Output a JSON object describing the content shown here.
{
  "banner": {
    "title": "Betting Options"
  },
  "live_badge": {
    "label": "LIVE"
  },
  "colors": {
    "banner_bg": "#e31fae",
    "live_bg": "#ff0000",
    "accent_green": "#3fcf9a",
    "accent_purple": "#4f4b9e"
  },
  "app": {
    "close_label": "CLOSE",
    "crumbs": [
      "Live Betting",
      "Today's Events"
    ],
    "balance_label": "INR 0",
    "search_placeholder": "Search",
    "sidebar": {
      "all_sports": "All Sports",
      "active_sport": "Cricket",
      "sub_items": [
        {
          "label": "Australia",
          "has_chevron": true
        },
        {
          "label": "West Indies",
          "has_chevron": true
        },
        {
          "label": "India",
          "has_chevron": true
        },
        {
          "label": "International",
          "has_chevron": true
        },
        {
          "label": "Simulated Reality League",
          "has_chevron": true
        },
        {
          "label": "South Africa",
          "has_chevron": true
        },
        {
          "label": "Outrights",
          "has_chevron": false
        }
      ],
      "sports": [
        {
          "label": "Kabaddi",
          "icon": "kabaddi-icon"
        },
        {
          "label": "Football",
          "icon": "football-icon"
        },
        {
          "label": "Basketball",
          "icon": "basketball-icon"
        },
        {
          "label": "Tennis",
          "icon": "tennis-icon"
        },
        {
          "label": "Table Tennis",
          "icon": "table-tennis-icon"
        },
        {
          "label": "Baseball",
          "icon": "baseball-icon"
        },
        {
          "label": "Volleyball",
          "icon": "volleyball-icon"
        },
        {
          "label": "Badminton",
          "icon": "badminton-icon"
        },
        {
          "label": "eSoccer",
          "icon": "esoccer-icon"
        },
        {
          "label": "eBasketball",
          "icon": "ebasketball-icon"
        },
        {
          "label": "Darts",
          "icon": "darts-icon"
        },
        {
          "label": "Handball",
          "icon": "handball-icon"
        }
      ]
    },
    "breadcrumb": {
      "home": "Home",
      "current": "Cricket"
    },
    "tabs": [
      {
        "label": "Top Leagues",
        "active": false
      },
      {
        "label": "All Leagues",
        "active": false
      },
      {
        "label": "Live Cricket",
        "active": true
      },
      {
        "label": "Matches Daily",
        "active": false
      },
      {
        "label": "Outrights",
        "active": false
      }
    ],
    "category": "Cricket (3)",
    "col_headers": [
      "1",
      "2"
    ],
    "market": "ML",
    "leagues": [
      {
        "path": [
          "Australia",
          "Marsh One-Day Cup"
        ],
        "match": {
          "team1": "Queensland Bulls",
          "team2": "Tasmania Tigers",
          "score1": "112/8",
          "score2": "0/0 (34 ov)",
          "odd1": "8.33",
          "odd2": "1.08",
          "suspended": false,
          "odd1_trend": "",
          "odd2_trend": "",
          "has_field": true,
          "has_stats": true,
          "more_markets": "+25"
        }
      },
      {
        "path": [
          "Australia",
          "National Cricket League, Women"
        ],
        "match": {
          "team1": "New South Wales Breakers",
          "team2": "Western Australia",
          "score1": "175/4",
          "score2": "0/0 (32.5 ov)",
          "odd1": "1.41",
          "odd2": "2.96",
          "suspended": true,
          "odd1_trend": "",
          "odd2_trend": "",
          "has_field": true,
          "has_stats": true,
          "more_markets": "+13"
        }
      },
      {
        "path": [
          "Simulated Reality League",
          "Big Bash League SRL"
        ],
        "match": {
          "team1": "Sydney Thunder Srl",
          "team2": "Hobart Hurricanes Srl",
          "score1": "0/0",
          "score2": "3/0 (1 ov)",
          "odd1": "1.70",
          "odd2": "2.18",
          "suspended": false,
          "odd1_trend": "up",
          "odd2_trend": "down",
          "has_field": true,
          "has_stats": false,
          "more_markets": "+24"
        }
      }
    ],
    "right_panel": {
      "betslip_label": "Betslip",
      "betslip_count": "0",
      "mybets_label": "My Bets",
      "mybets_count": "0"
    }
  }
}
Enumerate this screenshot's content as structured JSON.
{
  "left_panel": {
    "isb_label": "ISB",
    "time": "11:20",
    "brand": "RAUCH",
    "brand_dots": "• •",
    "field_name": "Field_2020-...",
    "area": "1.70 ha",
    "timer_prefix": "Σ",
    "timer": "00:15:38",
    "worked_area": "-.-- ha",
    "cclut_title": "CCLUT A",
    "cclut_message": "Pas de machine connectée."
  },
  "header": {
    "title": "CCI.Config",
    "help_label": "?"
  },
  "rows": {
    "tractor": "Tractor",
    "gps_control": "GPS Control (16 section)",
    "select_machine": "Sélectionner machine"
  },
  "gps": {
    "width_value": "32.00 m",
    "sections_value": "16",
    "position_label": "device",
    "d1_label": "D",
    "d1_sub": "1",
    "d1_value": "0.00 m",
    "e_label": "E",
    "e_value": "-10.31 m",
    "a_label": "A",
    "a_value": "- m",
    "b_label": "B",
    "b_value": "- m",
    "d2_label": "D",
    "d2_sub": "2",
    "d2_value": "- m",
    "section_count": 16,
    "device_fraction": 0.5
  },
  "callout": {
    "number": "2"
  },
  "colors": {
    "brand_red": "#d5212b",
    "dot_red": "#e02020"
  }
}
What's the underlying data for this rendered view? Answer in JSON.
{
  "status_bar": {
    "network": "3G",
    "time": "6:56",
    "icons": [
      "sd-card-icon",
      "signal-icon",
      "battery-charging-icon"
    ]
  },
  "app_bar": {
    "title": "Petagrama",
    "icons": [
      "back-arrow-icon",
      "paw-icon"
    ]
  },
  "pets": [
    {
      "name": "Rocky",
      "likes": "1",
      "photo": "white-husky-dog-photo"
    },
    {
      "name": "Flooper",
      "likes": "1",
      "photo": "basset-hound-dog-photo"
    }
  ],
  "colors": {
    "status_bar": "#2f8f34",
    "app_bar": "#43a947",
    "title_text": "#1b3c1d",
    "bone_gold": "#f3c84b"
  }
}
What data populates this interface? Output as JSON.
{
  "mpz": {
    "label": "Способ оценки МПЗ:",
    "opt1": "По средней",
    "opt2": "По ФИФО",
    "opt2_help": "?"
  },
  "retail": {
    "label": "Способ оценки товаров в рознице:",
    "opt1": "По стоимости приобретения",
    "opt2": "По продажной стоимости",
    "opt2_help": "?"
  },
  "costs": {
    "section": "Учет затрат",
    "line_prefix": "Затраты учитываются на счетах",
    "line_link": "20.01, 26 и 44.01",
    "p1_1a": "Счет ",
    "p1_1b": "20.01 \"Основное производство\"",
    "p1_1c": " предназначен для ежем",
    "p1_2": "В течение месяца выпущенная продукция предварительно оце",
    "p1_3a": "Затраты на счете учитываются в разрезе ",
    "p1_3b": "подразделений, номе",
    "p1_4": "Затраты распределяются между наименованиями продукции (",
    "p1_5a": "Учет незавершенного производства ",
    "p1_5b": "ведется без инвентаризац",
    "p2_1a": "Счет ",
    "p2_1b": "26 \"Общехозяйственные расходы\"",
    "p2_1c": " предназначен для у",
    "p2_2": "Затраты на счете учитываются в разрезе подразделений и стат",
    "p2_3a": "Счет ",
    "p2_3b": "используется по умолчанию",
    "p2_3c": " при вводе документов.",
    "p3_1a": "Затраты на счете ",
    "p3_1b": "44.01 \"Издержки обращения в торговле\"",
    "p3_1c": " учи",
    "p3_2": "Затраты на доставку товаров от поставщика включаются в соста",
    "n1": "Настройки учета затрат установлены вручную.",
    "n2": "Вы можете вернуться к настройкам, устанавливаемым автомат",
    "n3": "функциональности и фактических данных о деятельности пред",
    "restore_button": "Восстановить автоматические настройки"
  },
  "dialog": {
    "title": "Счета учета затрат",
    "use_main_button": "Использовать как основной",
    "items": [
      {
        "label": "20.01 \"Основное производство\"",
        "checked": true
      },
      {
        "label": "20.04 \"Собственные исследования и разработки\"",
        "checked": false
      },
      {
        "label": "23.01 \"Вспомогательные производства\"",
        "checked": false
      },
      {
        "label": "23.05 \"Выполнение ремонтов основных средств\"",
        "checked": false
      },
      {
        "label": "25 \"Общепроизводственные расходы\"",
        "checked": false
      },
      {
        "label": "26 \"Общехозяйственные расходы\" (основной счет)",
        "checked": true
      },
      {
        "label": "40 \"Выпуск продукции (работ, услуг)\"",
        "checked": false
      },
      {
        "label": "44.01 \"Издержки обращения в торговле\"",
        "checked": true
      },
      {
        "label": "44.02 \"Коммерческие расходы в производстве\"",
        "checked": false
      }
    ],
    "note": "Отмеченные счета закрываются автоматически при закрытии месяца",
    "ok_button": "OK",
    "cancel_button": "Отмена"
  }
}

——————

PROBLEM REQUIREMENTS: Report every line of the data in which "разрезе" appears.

SOLVED EXERCISE:
    "p1_3a": "Затраты на счете учитываются в разрезе ",
    "p2_2": "Затраты на счете учитываются в разрезе подразделений и стат",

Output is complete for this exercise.